I could not bear the weight of my thoughts any longer. I was at the verge of weeping senselessly for wastes. What sort of foolishness had taken hold of me?I walked up to the tracks. Ways, paths, journeys and returns.
Immediately my vanity came parading into the scene and twisted the meaning of my words. Foolishness? Senseless tears? Of course not, it is sensibility, aesthetic appreciation for the small realities of life. Out of pride or vanity my mind conjured up justifications and arguments to validate my behavior. Yes, indubitably, doesn’t it happen to all of us? But I was tired of flattering myself. Was it of any consequence to think all these things, to become aware of all this emptiness?
Everything’s said, Everything’s done

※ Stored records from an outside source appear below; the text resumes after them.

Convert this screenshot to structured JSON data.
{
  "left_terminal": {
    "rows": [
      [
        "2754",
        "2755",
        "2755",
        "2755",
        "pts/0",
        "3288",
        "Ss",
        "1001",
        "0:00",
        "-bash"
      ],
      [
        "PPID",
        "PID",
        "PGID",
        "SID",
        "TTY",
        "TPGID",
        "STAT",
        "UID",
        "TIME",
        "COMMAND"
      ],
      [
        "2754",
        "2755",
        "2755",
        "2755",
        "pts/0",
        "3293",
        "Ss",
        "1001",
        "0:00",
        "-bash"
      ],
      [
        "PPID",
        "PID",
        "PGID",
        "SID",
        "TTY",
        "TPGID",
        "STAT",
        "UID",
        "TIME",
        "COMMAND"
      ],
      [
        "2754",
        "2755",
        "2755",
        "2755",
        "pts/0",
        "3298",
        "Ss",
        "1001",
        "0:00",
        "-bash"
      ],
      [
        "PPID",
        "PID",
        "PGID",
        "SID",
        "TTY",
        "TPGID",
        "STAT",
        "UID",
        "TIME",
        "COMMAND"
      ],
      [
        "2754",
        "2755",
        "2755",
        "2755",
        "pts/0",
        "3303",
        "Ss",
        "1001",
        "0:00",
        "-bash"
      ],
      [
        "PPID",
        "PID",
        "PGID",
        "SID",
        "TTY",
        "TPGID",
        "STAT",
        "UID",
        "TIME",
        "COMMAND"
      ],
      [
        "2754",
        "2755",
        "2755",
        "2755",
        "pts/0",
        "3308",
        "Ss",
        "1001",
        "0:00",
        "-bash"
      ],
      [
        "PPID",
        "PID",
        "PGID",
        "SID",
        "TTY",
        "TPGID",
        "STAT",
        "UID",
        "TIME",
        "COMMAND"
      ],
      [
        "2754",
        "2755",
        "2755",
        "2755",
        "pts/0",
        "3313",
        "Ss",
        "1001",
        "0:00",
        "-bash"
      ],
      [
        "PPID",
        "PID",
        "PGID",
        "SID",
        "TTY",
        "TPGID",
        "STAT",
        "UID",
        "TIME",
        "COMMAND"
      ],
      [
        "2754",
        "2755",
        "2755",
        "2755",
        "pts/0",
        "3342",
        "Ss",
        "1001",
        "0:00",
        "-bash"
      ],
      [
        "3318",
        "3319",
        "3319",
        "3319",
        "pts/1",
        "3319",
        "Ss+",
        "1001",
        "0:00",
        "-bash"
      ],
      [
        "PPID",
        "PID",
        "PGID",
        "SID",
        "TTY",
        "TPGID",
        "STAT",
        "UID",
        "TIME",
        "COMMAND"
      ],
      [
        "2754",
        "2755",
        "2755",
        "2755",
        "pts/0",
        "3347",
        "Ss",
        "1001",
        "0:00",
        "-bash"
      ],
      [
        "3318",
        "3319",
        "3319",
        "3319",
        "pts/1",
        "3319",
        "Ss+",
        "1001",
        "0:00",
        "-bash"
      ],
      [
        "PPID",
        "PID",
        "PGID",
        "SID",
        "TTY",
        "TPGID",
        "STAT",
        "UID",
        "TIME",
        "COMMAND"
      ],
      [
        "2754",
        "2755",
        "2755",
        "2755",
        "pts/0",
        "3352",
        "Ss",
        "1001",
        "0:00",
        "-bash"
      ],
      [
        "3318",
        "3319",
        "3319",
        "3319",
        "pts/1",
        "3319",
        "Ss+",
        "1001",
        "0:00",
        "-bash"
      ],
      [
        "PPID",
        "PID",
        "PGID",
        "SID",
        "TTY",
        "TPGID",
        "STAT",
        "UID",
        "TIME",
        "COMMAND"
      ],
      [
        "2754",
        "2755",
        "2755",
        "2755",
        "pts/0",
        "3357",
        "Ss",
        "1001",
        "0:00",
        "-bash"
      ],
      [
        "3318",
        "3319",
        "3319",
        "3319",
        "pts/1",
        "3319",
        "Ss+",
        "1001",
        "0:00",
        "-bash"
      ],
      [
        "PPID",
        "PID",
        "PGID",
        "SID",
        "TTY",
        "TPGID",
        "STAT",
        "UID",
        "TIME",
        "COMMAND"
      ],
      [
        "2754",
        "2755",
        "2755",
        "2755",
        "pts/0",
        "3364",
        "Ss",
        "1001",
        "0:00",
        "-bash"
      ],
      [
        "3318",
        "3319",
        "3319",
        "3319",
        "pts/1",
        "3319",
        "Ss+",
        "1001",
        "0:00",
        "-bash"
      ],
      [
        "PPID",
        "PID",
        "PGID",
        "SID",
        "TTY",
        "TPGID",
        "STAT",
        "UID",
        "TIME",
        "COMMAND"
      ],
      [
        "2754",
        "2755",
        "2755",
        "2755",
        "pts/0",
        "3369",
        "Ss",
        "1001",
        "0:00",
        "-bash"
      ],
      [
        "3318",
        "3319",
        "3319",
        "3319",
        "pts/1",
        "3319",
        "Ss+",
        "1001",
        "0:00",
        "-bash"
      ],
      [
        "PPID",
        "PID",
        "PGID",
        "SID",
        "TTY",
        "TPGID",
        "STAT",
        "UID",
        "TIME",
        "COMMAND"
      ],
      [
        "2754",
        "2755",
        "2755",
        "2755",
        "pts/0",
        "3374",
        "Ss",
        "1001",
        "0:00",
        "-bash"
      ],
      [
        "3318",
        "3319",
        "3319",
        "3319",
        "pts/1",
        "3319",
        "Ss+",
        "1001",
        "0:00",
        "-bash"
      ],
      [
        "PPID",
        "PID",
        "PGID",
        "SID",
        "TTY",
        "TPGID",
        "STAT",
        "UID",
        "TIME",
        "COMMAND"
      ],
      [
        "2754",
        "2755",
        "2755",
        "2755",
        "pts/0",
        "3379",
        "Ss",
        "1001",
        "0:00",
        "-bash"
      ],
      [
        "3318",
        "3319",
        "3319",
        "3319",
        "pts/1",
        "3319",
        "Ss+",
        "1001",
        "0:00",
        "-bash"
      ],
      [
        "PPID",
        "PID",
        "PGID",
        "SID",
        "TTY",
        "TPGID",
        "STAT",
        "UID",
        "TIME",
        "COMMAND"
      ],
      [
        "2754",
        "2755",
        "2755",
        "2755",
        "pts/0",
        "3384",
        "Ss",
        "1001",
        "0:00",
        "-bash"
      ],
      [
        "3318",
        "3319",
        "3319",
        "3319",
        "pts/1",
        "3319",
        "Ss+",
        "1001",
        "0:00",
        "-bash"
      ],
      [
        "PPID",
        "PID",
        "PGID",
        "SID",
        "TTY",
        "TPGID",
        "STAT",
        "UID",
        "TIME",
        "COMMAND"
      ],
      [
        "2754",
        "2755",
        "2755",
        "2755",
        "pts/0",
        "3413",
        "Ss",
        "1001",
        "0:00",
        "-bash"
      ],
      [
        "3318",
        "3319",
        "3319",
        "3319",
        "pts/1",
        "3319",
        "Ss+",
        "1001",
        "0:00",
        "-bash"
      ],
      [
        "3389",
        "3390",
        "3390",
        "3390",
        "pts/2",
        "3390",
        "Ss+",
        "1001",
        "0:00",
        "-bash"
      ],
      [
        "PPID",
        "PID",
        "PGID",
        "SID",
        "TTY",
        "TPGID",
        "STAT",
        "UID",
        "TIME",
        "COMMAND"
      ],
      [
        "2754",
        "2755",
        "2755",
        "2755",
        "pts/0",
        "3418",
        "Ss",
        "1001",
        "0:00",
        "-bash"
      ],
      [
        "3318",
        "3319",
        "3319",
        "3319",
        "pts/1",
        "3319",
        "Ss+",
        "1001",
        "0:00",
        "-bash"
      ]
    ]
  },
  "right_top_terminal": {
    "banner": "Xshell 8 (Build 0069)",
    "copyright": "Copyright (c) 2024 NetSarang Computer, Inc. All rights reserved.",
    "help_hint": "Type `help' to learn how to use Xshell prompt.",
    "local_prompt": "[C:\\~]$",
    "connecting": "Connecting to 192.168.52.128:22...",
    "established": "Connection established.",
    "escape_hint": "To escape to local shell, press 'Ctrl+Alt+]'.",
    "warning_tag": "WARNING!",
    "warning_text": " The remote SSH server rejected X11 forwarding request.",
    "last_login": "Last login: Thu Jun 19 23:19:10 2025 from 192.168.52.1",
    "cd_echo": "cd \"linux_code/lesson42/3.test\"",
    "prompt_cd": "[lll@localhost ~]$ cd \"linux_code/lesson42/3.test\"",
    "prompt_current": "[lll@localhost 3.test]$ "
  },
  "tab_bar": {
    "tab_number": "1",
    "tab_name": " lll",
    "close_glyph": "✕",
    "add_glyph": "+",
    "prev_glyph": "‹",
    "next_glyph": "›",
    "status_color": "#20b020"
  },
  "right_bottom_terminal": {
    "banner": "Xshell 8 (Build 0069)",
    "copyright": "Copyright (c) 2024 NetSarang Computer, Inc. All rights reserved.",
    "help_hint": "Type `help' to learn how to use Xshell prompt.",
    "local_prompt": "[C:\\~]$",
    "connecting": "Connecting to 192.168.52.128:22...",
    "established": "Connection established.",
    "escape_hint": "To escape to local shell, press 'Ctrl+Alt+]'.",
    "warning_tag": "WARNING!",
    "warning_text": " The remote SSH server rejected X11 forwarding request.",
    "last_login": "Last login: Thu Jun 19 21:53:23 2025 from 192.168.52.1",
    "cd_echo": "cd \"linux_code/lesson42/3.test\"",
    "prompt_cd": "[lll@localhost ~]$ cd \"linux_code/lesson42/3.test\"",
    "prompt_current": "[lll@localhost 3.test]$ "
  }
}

They go and they come.
Do they know what for?
Out the window they stare
Out of boredom they glare
What is this mirage,
They call life –ignored.
Certainly much comes from nothing. If it hadn’t been for a visceral explosion this morning I would have remained in bed. I got up decidedly to invent the purpose of a new day. To reveal something new that might have been irrevocably lost in the dark domains of oblivion.
At last I made it to the beach. In company of flying birds I stared at the calm waters as the fading light of the sun wrestled in the small crests and troughs of the seawater.
I often think that I think too much. My kindred float passively in the mellow currents of the water whereas I spend my days in search of something more profound than the shallow depths of the shore. My relatives reproached me for coming too near to humans, ‘that beastly parasitic race’ they call them. But I’ve found much that is agreeable in the human world, and although I don’t belong to it I hope I can visit it without impertinence. I see much more of their world down here at one foot from the ground. I hope my words will be received as something more than mere quackery. A duck has much more to say than just QUACK.
I will retire now. Those that will like to visit me can do so every afternoon at six o’clock at the small beach in Hellerup. I am a Mallard duck, with a metallic green head and neck separated from my purplish-brown breast by a white ring. Do not fear to wake me from my deep trances when I stare out into the open sea. I do often for I am in pursuit of something, something I cannot yet come to define.